Why were Sequoia National Parks' records evacuated from in the park to an exterior location? The park has faced potentially damaging natural disasters.
Over the last several years, California has faced some of the most devastating natural disasters nationwide, from massive earthquakes to ravaging wildfires. One of the most sacred and historical parts of the Golden State, Sequoia National Park, is unfortunately one of many natural lands within the state to withstand these severe storms — which is why rangers and curators have decided to move the park's official records.
Keep reading for more on why Sequoia National Park was evacuated of all its official records and archives. It seems as though rangers are quite worried about the future of the park, but they hope to continue educating visitors, rangers, and students alike.
Here's why Sequoia National Park's archives were moved off-site:
Sequoia and Kings Canyon National Park have been around for hundreds of years now, and they have both hosted quite a bit of history. That being said, with wildfires and earthquakes becoming increasingly common in the last few years, the safety of the park records has become a massive concern, according to EcoWatch. That's why curators have decided to move the records in a safer place outside the danger zones of earthquakes and wildfires, to UC Merced's campus.
In September 2020, wildfires tore through Sequoia and Kings Canyon National Parks, and according to NPS, both were closed to the public for quite a while. That was when the records were officially moved by U-Haul — included the many boxes of plant specimens, artifacts, a complete record of the park's administrative history, founding records, letters written by park directors to U.S. presidents, old photographs, maps, and more. Needless to say, it's dire these are kept safe.
Aside from being interesting for historians and park visitors, these records are absolutely vital for park rangers to get a better lay of the land, Ph.D students to better understand the management of public lands, conservationists, and more. Needless to say, they're going to be well-kept at UC Merced, where they will be maintained by librarians. Most of the records will be digitized, and they will be more accessible to those who are interested.
Why are rangers worried wildfires and earthquakes in California will get worse?
Rangers are worried that Sequoia's records will eventually be ravaged by wildfires — as well as earthquakes — because of the effects of climate change. Climate change fuels erratic weather patterns such as wildfires, because droughts lead to dried out vegetation and increased temperatures, which are both recipes for wildfires.
Many also believe that climate change can cause more earthquakes. According to QZ, volcanologist Bill McGuire wrote a book called Waking the Giant: How a Changing Climate Triggers Earthquakes, Tsunamis, and Volcanoes about how the atmosphere getting hotter by only a few degrees can exacerbate the planet's tectonic plates, causing them to shift, ultimately starting an earthquake.

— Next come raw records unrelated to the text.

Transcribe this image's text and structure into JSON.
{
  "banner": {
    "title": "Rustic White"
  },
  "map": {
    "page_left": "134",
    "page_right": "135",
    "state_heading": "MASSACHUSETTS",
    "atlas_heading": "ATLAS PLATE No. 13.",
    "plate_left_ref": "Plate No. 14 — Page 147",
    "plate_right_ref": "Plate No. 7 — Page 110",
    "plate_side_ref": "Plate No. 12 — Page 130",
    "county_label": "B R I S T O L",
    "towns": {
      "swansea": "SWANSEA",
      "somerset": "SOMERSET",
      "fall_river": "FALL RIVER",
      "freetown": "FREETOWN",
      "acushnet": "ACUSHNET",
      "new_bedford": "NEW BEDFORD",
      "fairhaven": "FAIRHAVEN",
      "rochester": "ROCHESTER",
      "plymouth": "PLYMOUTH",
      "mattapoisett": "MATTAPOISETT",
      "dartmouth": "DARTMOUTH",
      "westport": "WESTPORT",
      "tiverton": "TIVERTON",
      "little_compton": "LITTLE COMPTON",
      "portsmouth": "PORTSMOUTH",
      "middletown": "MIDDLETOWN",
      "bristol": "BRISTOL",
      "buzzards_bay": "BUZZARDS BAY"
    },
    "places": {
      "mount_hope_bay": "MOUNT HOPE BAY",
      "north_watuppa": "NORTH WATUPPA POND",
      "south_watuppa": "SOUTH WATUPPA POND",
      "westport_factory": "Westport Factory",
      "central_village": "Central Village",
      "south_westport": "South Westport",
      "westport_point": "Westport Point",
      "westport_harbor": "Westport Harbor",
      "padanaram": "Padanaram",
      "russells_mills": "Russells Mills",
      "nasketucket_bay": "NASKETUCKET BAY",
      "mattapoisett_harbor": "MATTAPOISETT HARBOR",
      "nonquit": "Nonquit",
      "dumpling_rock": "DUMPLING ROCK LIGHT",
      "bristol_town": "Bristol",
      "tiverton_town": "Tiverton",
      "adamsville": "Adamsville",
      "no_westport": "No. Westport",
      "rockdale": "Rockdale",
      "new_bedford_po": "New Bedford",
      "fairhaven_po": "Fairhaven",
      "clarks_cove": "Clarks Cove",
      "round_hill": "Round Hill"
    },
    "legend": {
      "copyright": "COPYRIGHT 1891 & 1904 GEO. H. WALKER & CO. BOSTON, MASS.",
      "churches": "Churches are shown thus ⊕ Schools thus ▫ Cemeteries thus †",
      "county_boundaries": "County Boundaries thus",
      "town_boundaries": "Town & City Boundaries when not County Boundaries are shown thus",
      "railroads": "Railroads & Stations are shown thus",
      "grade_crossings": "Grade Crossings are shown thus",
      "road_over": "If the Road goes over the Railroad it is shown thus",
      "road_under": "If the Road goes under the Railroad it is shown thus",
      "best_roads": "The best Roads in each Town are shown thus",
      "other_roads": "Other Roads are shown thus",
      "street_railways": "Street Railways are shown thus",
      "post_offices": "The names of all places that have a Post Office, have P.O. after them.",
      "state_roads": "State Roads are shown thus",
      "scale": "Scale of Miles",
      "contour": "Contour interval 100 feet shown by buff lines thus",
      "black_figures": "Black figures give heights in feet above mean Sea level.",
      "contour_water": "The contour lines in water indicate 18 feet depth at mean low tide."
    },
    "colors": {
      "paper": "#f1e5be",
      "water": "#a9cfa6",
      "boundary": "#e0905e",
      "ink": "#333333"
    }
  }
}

Basically, because of the earthquakes and wildfires — which are expected to get worse — Sequoia's records were officially relocated. Hopefully, the relocation will have turned out to be unnecessary for the sake of the park, but in situations like this, it's definitely better to be safe than sorry. And remember: nothing is going to change until world leaders take steps to combat the ongoing climate crisis.